Segment Open

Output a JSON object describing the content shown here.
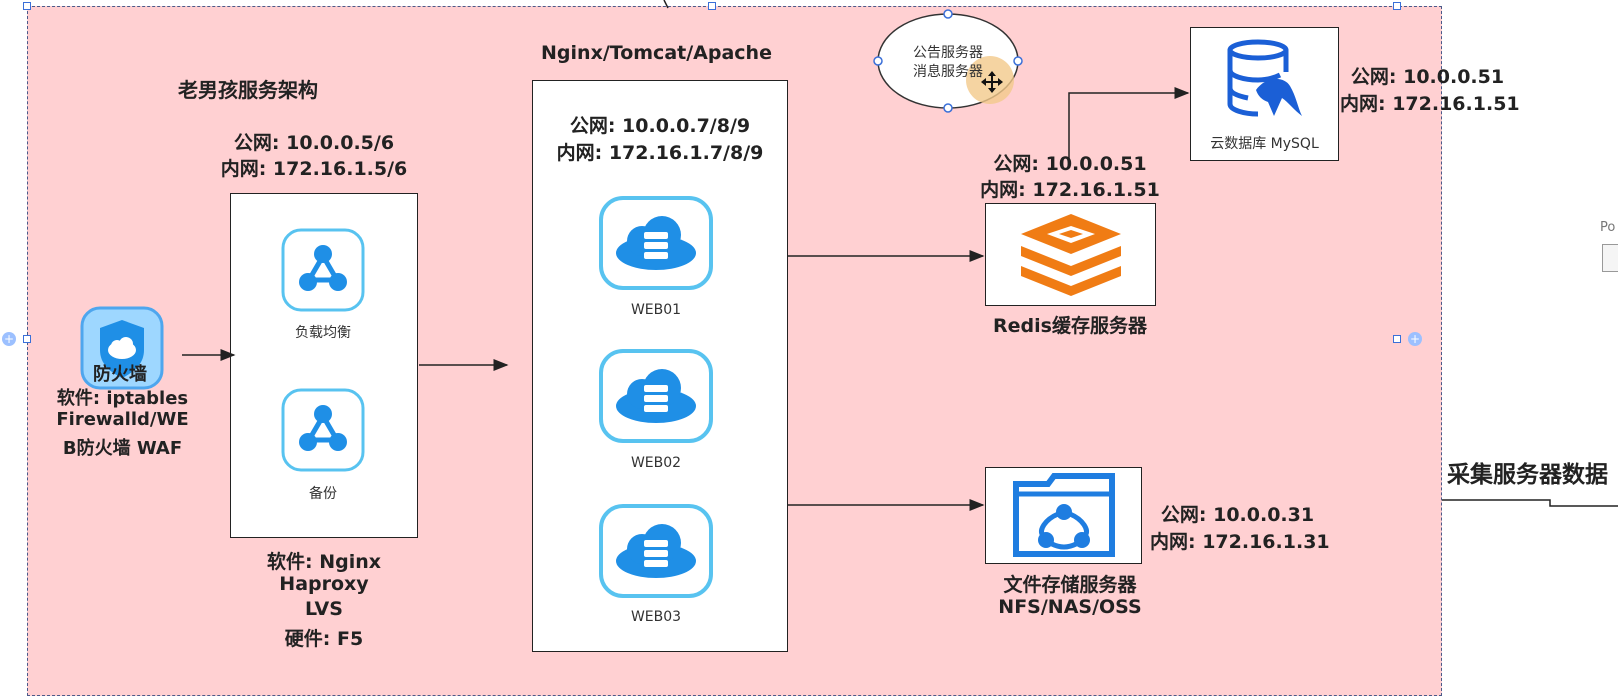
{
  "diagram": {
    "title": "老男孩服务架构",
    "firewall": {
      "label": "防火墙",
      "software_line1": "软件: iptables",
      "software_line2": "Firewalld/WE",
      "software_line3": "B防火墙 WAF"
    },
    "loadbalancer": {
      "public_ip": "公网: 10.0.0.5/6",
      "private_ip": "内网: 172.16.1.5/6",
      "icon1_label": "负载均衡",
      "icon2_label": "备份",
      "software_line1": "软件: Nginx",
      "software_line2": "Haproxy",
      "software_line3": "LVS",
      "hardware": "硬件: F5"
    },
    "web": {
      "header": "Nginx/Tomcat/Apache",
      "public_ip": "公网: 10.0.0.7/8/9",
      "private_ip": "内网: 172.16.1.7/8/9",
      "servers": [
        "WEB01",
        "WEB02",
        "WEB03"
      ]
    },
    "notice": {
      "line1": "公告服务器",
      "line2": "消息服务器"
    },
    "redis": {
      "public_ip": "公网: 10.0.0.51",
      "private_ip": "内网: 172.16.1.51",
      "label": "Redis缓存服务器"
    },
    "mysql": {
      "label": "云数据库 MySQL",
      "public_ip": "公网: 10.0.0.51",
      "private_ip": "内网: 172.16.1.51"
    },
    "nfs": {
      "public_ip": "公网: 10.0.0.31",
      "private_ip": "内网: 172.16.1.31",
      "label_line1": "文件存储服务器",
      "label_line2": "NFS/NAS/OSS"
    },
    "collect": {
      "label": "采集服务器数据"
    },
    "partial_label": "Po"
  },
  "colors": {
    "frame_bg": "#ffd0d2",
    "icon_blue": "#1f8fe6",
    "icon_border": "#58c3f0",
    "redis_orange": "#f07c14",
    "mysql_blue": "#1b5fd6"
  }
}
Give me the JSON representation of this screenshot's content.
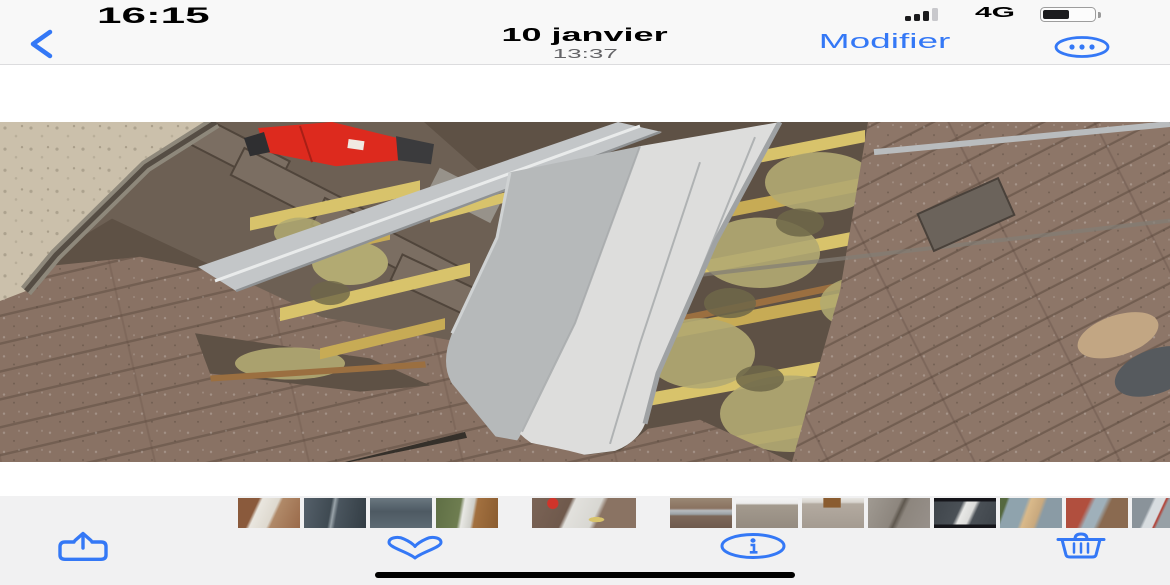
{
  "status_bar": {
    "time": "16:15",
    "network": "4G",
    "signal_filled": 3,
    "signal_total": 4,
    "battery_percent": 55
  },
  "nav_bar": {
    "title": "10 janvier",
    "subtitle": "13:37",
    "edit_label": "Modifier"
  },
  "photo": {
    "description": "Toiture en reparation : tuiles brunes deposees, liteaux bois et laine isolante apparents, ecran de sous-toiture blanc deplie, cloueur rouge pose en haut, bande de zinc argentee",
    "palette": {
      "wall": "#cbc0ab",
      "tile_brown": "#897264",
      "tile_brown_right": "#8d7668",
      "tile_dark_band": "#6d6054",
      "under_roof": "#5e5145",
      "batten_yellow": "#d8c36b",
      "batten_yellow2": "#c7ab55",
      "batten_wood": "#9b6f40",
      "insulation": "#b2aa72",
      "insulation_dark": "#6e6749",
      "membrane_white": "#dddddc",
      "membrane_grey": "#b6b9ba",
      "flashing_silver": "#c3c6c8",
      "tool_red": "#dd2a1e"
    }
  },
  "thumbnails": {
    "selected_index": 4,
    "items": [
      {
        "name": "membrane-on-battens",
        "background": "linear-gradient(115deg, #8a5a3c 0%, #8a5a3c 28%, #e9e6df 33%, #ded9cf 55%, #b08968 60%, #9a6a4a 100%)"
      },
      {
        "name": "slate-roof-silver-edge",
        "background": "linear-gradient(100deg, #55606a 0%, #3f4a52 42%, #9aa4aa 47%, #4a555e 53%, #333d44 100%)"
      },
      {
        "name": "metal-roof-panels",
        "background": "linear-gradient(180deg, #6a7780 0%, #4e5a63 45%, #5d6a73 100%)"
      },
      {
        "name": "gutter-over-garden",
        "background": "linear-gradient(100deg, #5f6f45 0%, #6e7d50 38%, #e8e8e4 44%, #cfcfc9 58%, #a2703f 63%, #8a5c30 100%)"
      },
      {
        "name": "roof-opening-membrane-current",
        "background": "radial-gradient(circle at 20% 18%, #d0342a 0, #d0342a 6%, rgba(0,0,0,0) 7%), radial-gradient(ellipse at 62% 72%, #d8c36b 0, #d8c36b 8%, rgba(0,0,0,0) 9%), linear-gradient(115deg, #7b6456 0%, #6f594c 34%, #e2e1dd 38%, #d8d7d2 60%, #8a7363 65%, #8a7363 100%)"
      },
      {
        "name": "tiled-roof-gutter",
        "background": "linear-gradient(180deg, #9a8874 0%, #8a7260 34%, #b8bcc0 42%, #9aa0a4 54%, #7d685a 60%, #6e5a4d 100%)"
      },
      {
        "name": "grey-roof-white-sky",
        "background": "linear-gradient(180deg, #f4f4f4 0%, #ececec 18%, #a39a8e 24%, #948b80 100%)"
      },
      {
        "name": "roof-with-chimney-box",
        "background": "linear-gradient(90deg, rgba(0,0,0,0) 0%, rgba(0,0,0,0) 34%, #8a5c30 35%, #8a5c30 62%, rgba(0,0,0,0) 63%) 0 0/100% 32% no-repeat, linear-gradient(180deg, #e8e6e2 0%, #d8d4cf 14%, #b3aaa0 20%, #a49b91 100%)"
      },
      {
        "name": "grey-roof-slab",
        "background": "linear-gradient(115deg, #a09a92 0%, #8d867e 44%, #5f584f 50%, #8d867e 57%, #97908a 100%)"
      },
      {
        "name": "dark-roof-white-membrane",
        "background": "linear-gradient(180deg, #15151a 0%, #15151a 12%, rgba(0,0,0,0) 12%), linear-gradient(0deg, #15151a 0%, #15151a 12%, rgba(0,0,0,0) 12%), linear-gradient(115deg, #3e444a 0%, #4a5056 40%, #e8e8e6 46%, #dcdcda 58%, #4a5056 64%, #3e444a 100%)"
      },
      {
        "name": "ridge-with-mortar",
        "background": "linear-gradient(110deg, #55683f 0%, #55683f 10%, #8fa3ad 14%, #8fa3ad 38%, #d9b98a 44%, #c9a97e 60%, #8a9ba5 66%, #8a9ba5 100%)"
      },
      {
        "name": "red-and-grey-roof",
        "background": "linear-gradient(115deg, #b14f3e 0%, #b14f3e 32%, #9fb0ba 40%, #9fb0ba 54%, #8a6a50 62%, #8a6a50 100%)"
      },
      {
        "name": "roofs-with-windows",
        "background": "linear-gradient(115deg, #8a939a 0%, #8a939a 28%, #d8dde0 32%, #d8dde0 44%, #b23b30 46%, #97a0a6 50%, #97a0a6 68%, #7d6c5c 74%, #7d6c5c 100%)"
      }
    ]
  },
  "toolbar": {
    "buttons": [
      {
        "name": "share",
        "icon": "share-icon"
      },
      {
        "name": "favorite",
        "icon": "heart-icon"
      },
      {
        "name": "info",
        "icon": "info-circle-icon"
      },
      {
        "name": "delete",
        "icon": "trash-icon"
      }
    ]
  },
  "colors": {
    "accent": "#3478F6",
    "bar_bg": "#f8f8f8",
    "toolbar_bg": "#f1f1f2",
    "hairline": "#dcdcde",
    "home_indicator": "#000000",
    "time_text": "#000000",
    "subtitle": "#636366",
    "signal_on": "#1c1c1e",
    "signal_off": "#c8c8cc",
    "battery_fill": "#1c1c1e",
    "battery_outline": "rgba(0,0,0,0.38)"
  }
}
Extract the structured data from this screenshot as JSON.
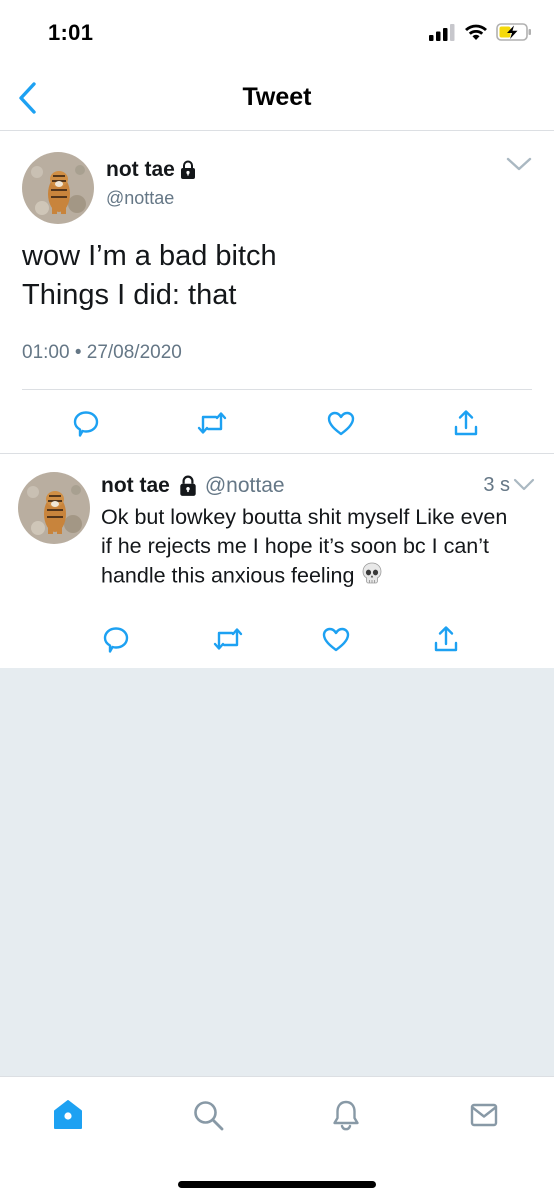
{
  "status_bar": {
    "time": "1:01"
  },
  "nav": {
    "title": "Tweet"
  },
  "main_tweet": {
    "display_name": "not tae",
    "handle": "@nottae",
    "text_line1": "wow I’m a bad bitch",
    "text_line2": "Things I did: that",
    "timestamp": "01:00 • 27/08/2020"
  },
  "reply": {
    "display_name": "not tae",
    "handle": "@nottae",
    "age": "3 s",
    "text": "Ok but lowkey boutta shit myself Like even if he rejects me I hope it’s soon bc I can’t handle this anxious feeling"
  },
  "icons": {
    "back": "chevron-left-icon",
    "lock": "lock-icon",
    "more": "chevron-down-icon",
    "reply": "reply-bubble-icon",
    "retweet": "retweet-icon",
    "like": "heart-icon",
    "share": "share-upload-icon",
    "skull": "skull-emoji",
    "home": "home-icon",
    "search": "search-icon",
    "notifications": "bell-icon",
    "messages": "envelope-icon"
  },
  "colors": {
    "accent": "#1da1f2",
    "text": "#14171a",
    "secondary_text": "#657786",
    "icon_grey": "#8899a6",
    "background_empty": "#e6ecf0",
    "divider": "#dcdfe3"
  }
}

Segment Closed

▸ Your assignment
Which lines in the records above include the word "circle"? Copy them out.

▸ Task response
        "background": "radial-gradient(circle at 20% 18%, #d0342a 0, #d0342a 6%, rgba(0,0,0,0) 7%), radial-gradient(ellipse at 62% 72%, #d8c36b 0, #d8c36b 8%, rgba(0,0,0,0) 9%), linear-gradient(115deg, #7b6456 0%, #6f594c 34%, #e2e1dd 38%, #d8d7d2 60%, #8a7363 65%, #8a7363 100%)"
        "icon": "info-circle-icon"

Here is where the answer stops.